WHAT TO PRODUCE: Answer with a number only: how many lines of the data contain "title"?

DATA FOR REVIEW:
******************************

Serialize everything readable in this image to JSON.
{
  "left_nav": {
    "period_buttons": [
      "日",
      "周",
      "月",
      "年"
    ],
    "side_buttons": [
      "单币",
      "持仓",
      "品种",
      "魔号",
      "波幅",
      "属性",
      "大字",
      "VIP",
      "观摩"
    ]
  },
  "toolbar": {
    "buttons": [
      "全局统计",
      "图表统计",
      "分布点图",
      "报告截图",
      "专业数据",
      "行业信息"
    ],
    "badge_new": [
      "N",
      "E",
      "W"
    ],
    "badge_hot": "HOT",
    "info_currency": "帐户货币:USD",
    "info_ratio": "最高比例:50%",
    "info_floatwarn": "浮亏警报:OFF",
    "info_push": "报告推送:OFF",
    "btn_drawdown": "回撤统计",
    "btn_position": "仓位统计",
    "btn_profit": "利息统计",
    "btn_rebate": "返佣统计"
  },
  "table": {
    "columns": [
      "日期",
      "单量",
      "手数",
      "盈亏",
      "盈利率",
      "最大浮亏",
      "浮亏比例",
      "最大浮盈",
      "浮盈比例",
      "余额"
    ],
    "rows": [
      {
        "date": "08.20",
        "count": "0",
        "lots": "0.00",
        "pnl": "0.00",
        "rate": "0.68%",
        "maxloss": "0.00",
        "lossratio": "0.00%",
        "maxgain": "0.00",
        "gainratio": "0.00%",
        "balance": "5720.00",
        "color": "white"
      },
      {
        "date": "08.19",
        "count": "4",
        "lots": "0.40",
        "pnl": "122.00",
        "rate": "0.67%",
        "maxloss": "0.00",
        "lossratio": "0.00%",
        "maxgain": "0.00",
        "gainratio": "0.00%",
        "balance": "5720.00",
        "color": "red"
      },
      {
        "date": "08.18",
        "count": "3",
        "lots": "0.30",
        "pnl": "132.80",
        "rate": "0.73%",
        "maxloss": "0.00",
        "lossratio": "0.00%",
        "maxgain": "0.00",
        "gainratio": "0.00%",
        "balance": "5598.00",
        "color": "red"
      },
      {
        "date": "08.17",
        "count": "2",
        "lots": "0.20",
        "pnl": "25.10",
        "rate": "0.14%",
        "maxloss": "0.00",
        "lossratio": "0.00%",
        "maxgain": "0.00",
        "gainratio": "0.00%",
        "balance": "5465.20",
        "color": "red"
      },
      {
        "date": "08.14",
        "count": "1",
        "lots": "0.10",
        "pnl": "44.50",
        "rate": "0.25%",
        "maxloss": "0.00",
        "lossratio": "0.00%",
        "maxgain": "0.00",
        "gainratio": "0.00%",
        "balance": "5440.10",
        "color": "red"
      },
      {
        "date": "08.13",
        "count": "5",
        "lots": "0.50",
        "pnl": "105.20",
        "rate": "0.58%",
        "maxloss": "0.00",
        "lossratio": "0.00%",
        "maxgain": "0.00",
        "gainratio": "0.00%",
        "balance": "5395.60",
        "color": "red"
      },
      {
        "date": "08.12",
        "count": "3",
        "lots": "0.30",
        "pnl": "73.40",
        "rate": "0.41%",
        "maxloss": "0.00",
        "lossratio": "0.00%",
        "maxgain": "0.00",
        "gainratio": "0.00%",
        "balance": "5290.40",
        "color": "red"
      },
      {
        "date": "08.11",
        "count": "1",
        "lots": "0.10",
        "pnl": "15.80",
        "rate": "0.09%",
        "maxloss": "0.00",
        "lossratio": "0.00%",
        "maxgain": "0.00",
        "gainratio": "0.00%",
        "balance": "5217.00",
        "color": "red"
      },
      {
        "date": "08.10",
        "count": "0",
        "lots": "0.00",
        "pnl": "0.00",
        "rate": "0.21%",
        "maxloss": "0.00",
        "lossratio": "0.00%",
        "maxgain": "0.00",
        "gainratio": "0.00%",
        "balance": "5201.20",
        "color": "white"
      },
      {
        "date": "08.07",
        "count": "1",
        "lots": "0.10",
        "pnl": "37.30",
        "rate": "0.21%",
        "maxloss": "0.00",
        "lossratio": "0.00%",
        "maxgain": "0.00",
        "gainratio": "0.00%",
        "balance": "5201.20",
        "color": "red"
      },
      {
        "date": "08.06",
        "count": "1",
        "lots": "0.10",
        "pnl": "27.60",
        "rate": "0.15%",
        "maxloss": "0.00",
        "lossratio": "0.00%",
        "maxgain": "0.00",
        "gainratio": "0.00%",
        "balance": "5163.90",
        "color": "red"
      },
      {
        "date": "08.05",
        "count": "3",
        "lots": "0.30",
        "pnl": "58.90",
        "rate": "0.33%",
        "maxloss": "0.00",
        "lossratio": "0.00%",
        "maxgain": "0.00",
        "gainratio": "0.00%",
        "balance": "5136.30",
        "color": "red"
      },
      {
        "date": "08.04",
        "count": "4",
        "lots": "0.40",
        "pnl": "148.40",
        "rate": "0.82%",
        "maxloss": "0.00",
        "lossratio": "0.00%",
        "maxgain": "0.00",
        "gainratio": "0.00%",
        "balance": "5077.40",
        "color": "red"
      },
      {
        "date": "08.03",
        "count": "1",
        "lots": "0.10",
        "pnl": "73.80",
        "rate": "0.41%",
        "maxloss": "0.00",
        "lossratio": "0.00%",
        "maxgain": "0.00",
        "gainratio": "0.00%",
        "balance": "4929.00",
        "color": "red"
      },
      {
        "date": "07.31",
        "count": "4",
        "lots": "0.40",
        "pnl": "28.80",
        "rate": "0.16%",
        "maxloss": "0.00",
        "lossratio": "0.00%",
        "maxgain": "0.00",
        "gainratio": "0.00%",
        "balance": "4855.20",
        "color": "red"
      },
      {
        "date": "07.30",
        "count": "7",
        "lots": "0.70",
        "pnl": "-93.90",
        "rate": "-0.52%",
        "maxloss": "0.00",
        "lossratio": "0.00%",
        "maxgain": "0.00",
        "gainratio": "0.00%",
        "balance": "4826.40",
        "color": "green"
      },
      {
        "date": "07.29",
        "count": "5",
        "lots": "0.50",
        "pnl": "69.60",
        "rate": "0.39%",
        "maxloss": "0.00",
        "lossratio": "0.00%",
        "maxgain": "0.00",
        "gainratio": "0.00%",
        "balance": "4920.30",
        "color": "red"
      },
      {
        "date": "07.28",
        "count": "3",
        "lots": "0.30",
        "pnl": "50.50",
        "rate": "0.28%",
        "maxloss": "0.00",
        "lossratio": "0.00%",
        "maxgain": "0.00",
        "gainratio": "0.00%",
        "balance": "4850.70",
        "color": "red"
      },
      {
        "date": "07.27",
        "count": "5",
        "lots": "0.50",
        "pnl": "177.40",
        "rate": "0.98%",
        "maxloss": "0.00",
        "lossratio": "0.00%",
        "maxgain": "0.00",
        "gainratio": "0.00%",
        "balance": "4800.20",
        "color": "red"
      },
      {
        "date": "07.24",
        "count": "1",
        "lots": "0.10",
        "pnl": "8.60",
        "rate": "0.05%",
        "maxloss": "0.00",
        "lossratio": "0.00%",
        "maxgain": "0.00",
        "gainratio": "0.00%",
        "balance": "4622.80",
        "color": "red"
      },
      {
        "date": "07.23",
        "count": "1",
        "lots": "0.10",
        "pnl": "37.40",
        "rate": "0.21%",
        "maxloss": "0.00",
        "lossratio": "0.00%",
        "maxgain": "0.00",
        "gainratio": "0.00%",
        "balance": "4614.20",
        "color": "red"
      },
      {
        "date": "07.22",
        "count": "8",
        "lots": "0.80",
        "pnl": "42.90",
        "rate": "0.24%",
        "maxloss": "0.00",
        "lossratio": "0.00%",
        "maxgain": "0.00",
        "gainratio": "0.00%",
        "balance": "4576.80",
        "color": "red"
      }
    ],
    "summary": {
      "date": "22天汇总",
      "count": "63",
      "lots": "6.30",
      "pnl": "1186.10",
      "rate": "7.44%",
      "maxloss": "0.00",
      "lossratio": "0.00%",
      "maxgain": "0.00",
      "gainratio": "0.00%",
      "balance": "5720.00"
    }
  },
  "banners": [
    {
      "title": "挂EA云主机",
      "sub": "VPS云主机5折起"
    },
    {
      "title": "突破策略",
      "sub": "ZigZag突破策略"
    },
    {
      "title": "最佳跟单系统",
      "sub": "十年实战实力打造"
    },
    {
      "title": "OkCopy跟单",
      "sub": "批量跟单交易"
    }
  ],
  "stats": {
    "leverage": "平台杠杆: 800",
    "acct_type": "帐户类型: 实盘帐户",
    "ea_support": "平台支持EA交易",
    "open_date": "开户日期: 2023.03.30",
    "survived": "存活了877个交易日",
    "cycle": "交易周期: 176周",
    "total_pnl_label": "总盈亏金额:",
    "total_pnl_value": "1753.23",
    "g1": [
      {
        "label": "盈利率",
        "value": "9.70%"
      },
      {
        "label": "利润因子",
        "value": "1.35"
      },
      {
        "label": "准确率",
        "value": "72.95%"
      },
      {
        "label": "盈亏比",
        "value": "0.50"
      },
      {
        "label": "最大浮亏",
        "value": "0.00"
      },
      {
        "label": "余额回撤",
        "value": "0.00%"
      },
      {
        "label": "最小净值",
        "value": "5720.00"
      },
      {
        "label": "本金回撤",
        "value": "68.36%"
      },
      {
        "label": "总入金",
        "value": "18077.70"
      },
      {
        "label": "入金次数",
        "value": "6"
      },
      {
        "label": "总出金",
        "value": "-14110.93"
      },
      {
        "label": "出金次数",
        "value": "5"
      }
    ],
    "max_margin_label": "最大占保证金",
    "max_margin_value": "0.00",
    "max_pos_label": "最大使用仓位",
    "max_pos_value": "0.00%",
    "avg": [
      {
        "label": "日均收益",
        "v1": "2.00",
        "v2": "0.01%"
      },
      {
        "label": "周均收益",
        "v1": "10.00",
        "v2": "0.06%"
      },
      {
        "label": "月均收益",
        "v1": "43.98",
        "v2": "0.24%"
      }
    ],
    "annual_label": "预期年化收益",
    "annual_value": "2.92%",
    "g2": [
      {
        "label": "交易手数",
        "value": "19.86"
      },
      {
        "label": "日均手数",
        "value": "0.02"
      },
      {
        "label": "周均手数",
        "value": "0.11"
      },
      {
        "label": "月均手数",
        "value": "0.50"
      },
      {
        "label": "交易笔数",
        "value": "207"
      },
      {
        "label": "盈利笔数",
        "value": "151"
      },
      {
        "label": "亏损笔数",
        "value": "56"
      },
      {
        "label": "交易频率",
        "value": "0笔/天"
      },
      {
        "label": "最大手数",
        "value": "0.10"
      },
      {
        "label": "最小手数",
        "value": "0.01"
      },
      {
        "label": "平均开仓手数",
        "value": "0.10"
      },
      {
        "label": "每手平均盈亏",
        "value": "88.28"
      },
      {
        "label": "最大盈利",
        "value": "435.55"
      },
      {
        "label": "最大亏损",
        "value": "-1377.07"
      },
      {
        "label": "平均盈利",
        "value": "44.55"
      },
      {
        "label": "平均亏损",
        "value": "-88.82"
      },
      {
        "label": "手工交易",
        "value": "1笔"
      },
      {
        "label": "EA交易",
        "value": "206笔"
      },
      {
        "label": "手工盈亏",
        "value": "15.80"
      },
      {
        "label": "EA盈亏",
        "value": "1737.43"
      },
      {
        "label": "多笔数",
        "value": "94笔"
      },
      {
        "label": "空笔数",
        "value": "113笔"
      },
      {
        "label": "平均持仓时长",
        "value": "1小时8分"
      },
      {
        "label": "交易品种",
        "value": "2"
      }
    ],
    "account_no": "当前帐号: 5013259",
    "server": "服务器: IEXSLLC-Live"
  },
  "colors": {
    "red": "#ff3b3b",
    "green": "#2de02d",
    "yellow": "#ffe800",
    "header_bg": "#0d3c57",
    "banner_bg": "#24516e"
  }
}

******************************

TASK SOLUTION: 4